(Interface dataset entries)
+ + + + + + +

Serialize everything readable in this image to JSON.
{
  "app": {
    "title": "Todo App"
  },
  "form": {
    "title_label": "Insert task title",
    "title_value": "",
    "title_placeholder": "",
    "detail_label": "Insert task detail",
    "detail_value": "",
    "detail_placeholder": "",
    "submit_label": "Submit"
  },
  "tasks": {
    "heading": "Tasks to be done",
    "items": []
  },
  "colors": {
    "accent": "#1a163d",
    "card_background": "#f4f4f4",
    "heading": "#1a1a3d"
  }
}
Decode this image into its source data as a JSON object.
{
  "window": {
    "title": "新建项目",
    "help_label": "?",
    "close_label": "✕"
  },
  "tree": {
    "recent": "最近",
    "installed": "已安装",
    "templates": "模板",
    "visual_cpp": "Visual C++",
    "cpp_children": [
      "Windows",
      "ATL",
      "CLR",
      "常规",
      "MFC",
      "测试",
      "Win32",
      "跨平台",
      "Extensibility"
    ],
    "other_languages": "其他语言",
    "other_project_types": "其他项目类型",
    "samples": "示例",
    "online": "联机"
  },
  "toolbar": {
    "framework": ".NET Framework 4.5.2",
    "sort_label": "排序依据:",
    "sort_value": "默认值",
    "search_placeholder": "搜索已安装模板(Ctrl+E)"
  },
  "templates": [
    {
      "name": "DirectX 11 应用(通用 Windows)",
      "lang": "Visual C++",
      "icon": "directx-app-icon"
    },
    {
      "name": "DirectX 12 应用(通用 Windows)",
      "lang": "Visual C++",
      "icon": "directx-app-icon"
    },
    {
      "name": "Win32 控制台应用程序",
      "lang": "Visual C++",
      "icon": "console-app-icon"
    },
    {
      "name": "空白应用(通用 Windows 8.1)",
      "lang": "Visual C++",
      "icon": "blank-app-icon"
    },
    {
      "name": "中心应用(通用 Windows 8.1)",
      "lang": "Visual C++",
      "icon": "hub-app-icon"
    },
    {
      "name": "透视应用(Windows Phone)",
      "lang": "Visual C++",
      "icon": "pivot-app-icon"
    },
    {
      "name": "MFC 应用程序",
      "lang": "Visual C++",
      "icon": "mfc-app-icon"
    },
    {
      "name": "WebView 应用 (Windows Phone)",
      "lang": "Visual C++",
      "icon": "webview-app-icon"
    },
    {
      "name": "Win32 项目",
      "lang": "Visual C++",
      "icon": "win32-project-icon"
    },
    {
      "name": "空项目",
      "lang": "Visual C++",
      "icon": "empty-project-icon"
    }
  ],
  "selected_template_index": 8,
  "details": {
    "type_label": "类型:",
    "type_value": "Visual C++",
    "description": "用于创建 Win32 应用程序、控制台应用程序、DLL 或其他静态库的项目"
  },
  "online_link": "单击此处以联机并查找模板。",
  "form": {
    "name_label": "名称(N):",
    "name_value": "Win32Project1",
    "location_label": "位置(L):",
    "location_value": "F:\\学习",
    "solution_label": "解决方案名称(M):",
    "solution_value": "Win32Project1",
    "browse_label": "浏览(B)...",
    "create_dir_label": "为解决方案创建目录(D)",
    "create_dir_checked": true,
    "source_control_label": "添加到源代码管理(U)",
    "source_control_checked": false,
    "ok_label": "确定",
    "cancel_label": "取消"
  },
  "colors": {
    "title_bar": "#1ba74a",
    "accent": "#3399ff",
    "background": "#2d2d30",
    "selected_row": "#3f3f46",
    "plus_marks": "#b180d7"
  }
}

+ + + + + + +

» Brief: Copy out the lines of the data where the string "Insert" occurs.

» Result below:
    "title_label": "Insert task title",
    "detail_label": "Insert task detail",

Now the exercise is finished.